Technically, the Ground Based Strategic Deterrent program, or GBSD, is still an open competition. However, Northrop stands as the only competitor. Lockheed Martin was knocked out in late 2017, and Boeing dropped out of the competition in July. Boeing claimed Northrop’s acquisition of solid-fueled rocket motor manufacturer Orbital ATK, now known as Northrop Grumman Innovation Systems, gave the competitor an unfair advantage.
Boeing has since made overtures toward Northrop, arguing that a partnership involving the two companies would benefit the development of GBSD. But while there had been some speculation the Air Force might push Northrop to give Boeing, at the least, some of its workshare, Boeing on Friday announced that Northrop rejected the teaming proposal.

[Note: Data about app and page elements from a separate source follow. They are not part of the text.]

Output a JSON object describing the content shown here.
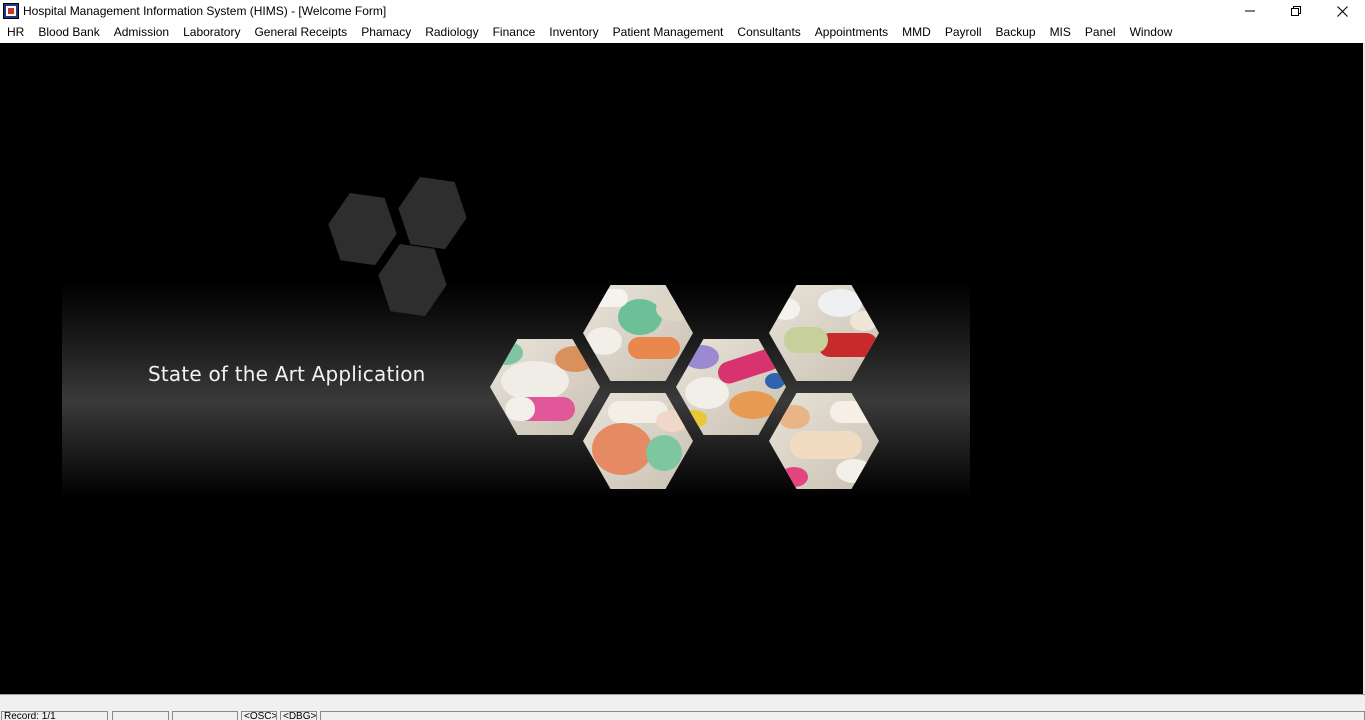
{
  "window": {
    "title": "Hospital Management Information System (HIMS) - [Welcome Form]",
    "icon": "hims-app-icon",
    "controls": [
      "minimize-icon",
      "restore-icon",
      "close-icon"
    ]
  },
  "menu": {
    "items": [
      {
        "label": "HR"
      },
      {
        "label": "Blood Bank"
      },
      {
        "label": "Admission"
      },
      {
        "label": "Laboratory"
      },
      {
        "label": "General Receipts"
      },
      {
        "label": "Phamacy"
      },
      {
        "label": "Radiology"
      },
      {
        "label": "Finance"
      },
      {
        "label": "Inventory"
      },
      {
        "label": "Patient Management"
      },
      {
        "label": "Consultants"
      },
      {
        "label": "Appointments"
      },
      {
        "label": "MMD"
      },
      {
        "label": "Payroll"
      },
      {
        "label": "Backup"
      },
      {
        "label": "MIS"
      },
      {
        "label": "Panel"
      },
      {
        "label": "Window"
      }
    ]
  },
  "welcome": {
    "tagline": "State of the Art Application",
    "pill_image": "pills-hexagon-collage"
  },
  "statusbar": {
    "record": "Record: 1/1",
    "panel2": "",
    "panel3": "",
    "osc": "<OSC>",
    "dbg": "<DBG>"
  },
  "colors": {
    "background": "#000000",
    "deco_hex": "#2e2e2e",
    "tagline": "#f2f2f2"
  }
}
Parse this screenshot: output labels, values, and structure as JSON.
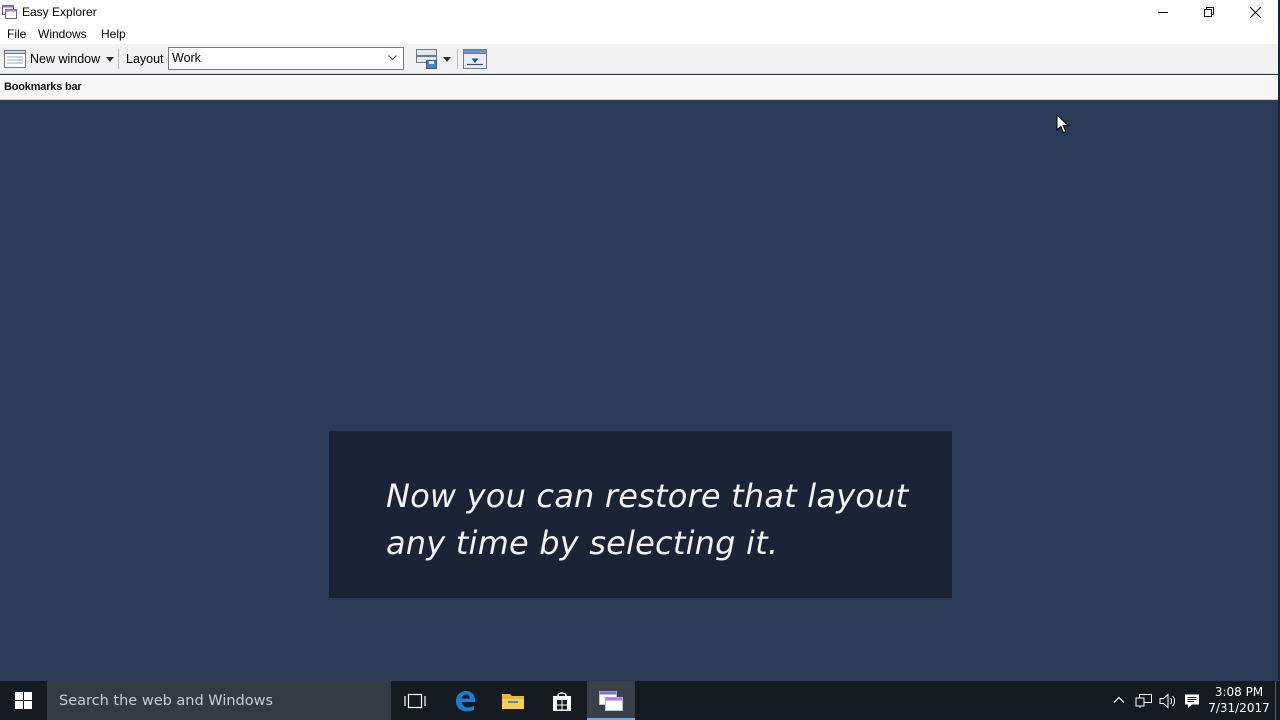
{
  "window": {
    "title": "Easy Explorer",
    "controls": {
      "minimize": "minimize",
      "maximize": "restore",
      "close": "close"
    }
  },
  "menu": {
    "items": [
      {
        "label": "File"
      },
      {
        "label": "Windows"
      },
      {
        "label": "Help"
      }
    ]
  },
  "toolbar": {
    "new_window_label": "New window",
    "layout_label": "Layout",
    "layout_value": "Work"
  },
  "bookmarks": {
    "label": "Bookmarks bar"
  },
  "caption": {
    "line1": "Now you can restore that layout",
    "line2": "any time by selecting it."
  },
  "taskbar": {
    "search_placeholder": "Search the web and Windows",
    "clock_time": "3:08 PM",
    "clock_date": "7/31/2017"
  },
  "colors": {
    "desktop": "#2a3b58",
    "caption_bg": "#1b2337",
    "taskbar": "#161b22",
    "accent": "#7aa9e0"
  }
}
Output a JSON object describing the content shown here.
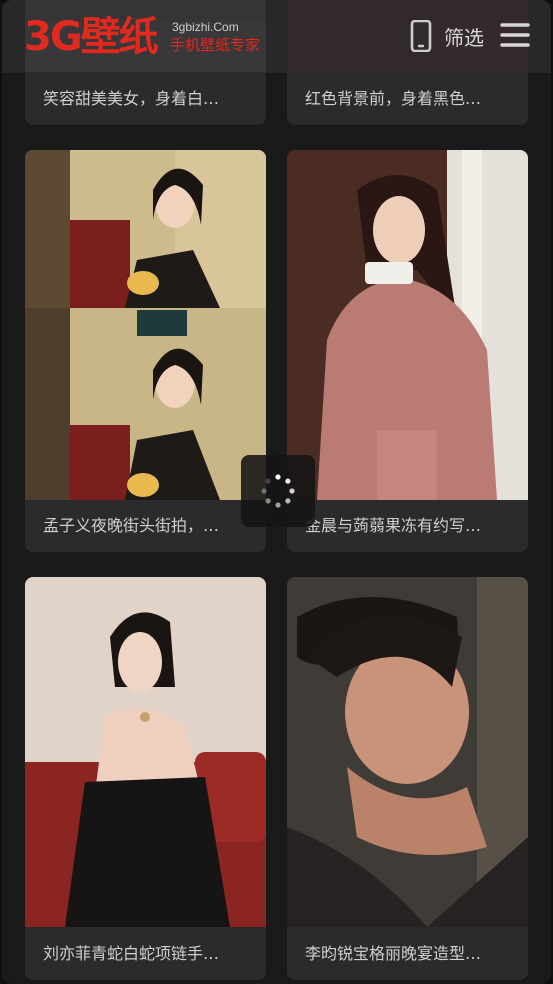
{
  "header": {
    "logo_text": "3G壁纸",
    "logo_domain": "3gbizhi.Com",
    "logo_slogan": "手机壁纸专家",
    "filter_label": "筛选"
  },
  "cards": [
    {
      "title": "笑容甜美美女，身着白…"
    },
    {
      "title": "红色背景前，身着黑色…"
    },
    {
      "title": "孟子义夜晚街头街拍，…"
    },
    {
      "title": "金晨与蒟蒻果冻有约写…"
    },
    {
      "title": "刘亦菲青蛇白蛇项链手…"
    },
    {
      "title": "李昀锐宝格丽晚宴造型…"
    }
  ],
  "colors": {
    "brand_red": "#e02a1f",
    "background": "#1a1a1a",
    "card_bg": "#2b2b2d",
    "caption_text": "#cfcfcf"
  }
}
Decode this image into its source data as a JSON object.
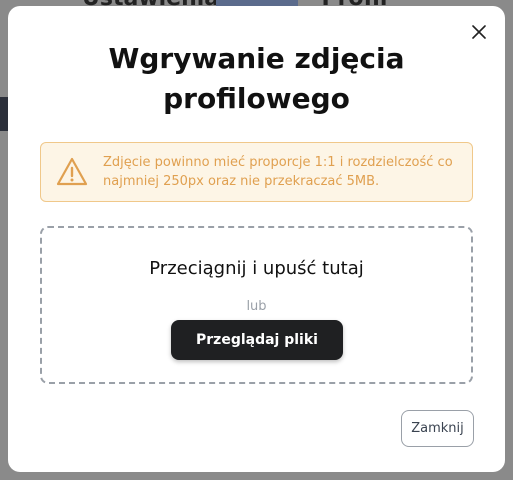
{
  "backdrop": {
    "heading": "Ustawienia konta - Profil"
  },
  "modal": {
    "title": "Wgrywanie zdjęcia profilowego",
    "close_icon": "close-icon",
    "warning": {
      "icon": "warning-triangle-icon",
      "text": "Zdjęcie powinno mieć proporcje 1:1 i rozdzielczość co najmniej 250px oraz nie przekraczać 5MB."
    },
    "dropzone": {
      "prompt": "Przeciągnij i upuść tutaj",
      "separator": "lub",
      "browse_label": "Przeglądaj pliki"
    },
    "dismiss_label": "Zamknij"
  },
  "colors": {
    "warning_bg": "#fdf5e6",
    "warning_border": "#f0c88a",
    "warning_text": "#e0a050",
    "primary_button": "#1f2022"
  }
}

Northrop’s current team is broken down this way:
- Aerojet Rocketdyne: solid-fueled rocket motor, post-boost propulsion
- General Dynamics: command and control
- Collins Aerospace: command and control

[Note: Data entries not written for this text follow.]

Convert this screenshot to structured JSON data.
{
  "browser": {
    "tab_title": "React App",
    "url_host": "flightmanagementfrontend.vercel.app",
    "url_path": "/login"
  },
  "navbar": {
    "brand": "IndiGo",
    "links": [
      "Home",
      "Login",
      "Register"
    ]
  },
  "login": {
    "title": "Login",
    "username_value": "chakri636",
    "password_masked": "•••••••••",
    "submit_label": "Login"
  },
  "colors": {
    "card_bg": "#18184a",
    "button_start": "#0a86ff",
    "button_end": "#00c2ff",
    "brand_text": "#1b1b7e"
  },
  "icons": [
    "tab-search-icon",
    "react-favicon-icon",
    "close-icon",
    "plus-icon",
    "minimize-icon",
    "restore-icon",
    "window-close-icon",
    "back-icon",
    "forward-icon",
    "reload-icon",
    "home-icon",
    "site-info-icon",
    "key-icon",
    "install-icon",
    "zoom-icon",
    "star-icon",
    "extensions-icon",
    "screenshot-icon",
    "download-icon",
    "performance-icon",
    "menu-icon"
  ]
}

- Lockheed Martin: command and control, missile payload integration
- Textron Systems: missile payload integration
- Parsons: engineering, procurement, construction
- BRPH: architectural and engineering

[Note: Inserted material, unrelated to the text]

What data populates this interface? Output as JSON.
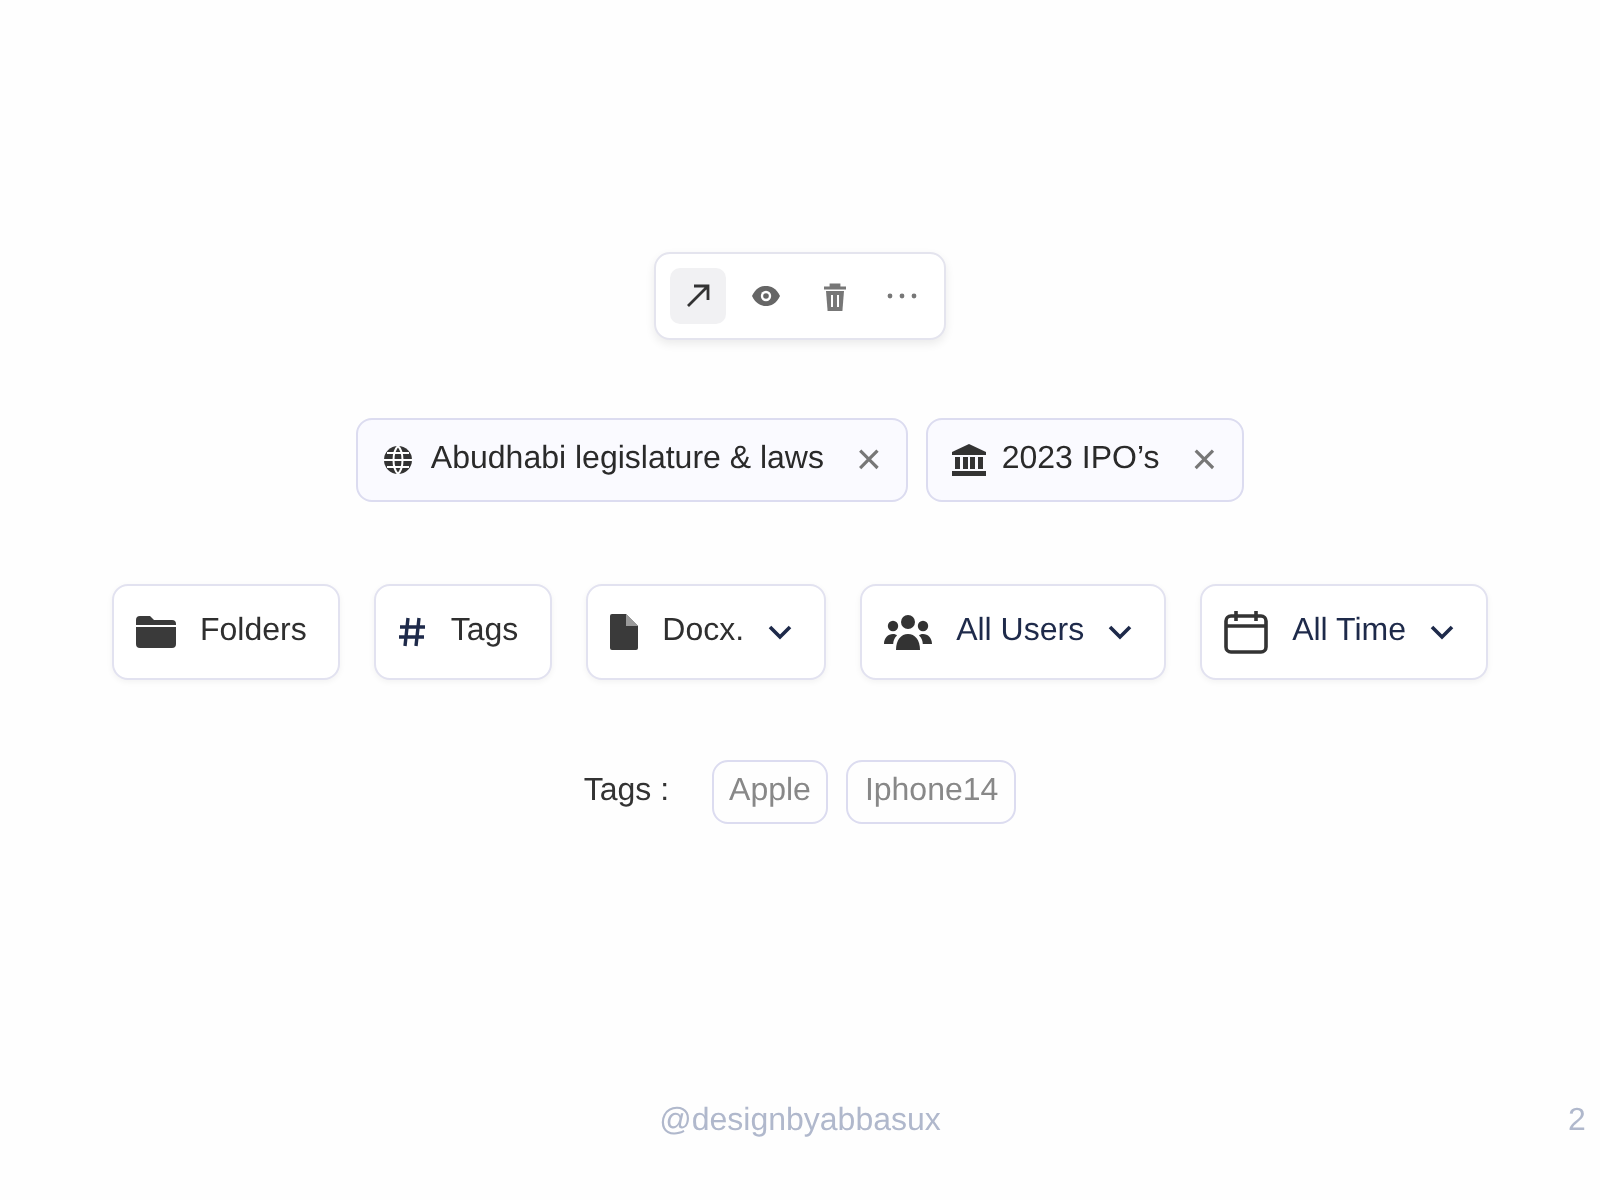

- Clark Construction: construction integration
- L3Harris: training systems
- Honeywell: guidance, missile electronics
Greg Manuel, Northrop’s GBSD lead, declined to comment on what discussions were had with Boeing. However, Manuel’s statement emphasized the “nationwide” nature of its chosen partners.
“What I can tell you is we have formed this nationwide team to bring deep expertise in the ICBM missile systems community from across the defense industry to serve the Air Force,” Manuel said in a statement. “We are confident that our integrated team leverages capabilities and capacity of industry to provide a best value propulsion solution to the Air Force as part of the integrated GBSD weapons system. The Air Force’s top priorities for GBSD are schedule, safety, and affordability. Our nationwide team is best positioned to deliver a safe and affordable GBSD solution on time.”
Lockheed’s presence is particularly notable, given its status as a former competitor on the program. The inclusion of the world’s largest defense firm on Northrop’s team may provide Northrop cover against arguments from Boeing and its supporters that Northrop is harming the GBSD effort by not including another major prime.
In 2016, Lockheed announced it teamed with General Dynamics (weapon system command and control), Draper Laboratories (guidance navigation and control systems), Moog, (cross-vector control systems) and Bechtel (launch facilities). Only GD appears to have come along with Lockheed to the Northrop team.
Aaron Mehta was deputy editor and senior Pentagon correspondent for Defense News, covering policy, strategy and acquisition at the highest levels of the Defense Department and its international partners.